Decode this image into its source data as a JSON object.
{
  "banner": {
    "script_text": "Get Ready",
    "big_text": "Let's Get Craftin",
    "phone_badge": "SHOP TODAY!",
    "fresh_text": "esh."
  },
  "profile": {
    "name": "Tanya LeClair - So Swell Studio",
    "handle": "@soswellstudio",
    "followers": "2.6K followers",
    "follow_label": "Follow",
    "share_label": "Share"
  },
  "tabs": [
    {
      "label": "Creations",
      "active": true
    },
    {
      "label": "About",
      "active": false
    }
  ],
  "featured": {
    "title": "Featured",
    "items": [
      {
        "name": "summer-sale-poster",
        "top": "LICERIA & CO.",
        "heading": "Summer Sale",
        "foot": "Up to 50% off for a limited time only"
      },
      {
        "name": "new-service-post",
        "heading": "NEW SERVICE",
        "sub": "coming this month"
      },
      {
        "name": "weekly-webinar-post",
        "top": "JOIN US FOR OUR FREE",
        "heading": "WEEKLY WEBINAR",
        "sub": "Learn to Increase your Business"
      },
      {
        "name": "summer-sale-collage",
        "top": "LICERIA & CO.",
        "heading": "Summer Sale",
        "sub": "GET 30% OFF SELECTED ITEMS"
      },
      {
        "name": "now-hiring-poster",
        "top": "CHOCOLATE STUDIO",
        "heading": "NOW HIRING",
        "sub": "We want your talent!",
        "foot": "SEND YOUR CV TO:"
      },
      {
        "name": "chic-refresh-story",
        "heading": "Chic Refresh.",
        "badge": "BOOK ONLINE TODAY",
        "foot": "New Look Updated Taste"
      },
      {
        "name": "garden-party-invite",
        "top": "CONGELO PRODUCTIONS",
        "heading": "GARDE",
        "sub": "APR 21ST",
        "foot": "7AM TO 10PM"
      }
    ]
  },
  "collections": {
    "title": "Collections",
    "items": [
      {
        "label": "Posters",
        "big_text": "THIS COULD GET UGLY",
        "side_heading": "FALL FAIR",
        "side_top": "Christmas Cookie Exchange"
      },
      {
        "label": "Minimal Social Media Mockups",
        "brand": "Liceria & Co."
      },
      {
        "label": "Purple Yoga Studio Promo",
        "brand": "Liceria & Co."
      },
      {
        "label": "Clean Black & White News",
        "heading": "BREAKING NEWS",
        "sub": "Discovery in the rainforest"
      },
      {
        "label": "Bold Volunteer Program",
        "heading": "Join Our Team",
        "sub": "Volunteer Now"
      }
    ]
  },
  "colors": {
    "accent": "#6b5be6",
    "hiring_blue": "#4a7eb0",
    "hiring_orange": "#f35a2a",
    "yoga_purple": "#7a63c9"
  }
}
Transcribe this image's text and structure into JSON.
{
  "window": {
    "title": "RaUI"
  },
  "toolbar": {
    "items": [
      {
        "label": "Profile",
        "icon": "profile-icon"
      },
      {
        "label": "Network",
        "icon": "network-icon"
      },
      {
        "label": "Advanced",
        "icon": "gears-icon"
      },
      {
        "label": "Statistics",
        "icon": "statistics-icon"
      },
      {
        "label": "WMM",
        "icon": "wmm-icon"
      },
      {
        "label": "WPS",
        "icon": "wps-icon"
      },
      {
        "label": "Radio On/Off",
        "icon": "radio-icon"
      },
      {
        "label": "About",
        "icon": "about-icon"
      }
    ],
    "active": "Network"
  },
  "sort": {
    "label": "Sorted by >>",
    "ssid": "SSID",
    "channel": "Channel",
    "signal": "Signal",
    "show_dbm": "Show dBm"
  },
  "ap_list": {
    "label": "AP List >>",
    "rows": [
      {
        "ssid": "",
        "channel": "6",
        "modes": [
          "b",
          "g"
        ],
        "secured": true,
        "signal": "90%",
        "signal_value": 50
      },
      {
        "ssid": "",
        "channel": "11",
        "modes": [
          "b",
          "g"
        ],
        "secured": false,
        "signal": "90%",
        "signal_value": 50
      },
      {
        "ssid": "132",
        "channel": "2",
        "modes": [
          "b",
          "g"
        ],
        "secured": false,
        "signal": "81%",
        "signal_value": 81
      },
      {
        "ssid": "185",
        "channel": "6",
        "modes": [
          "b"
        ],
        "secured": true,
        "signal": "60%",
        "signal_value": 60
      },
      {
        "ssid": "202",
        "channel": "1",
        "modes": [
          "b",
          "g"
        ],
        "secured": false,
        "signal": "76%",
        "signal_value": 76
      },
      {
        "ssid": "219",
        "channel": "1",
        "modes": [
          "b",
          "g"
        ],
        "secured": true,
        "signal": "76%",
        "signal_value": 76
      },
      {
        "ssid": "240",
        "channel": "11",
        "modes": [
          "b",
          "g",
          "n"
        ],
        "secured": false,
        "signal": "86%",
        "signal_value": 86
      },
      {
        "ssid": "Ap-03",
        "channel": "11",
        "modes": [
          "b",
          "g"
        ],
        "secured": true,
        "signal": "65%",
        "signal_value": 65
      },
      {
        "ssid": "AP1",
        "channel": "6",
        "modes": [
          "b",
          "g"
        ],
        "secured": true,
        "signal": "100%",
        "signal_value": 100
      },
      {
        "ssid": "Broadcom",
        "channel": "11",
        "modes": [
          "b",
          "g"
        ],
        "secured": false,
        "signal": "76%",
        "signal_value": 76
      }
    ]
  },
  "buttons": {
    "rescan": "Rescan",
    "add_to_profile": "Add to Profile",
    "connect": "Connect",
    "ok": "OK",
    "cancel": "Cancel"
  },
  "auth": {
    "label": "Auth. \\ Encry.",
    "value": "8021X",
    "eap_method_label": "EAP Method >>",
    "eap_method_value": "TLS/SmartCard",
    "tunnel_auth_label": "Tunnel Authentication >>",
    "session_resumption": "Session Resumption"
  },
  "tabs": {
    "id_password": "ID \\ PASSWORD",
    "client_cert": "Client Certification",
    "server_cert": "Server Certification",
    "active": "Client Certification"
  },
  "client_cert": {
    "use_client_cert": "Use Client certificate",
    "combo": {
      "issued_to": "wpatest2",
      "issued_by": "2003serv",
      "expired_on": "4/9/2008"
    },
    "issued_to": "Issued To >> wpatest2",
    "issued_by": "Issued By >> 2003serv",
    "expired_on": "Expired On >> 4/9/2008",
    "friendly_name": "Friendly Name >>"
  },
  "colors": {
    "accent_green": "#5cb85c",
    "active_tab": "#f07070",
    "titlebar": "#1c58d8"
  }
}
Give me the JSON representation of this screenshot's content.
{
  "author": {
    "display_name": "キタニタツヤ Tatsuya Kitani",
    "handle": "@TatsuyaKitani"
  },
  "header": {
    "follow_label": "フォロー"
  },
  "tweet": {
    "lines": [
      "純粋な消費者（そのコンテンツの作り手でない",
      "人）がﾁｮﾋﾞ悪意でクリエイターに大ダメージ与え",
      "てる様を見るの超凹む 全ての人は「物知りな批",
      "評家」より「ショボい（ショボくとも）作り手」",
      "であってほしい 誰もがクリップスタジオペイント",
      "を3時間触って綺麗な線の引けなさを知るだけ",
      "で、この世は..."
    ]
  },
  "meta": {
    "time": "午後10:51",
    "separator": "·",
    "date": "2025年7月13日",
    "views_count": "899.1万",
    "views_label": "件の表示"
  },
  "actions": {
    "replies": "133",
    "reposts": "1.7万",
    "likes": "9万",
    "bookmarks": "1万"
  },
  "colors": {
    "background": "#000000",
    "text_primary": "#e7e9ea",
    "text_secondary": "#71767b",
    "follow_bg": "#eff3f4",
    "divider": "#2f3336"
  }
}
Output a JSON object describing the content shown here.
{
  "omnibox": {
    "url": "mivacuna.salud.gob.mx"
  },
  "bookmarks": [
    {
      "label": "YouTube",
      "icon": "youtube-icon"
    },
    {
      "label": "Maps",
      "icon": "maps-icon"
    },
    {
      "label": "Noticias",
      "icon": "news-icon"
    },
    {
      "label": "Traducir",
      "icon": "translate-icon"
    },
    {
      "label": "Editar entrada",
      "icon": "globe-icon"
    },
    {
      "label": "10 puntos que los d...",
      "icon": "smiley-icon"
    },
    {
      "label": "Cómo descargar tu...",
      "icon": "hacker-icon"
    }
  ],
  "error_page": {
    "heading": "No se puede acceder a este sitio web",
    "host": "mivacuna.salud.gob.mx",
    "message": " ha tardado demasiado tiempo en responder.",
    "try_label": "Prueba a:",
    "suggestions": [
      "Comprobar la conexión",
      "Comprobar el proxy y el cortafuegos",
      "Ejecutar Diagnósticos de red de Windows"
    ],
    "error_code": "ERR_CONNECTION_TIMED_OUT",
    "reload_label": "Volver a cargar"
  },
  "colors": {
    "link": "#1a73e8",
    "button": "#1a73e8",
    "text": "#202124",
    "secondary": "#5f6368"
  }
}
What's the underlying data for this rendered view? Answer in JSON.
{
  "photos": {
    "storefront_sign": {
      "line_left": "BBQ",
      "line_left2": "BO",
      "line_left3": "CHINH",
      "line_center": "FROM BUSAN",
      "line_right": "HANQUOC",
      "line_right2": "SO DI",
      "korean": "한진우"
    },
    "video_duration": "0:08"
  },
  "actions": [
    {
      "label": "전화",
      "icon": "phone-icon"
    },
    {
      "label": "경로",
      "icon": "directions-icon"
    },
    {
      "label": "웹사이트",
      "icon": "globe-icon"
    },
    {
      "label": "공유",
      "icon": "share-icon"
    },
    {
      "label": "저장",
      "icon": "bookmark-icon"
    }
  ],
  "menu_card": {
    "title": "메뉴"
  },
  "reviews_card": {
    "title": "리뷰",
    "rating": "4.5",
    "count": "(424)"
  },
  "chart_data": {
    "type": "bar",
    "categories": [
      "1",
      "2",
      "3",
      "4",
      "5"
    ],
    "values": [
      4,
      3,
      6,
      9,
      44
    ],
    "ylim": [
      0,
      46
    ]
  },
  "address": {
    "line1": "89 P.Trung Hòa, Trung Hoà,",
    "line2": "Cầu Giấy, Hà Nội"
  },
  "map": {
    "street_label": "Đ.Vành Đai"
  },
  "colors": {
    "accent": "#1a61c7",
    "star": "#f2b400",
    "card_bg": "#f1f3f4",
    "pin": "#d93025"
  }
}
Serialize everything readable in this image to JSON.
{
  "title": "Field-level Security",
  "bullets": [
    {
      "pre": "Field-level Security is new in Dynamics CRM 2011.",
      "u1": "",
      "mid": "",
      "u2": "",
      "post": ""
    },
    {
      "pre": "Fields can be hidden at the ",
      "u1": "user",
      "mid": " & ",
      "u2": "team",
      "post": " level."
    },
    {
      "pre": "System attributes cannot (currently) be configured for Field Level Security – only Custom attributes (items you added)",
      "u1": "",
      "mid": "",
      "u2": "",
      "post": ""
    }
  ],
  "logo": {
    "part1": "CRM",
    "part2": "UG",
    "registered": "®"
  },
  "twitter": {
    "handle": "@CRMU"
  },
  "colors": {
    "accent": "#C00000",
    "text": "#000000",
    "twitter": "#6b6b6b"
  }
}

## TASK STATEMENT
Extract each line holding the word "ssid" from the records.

## TASK RESULT
    "ssid": "SSID",
        "ssid": "",
        "ssid": "",
        "ssid": "132",
        "ssid": "185",
        "ssid": "202",
        "ssid": "219",
        "ssid": "240",
        "ssid": "Ap-03",
        "ssid": "AP1",
        "ssid": "Broadcom",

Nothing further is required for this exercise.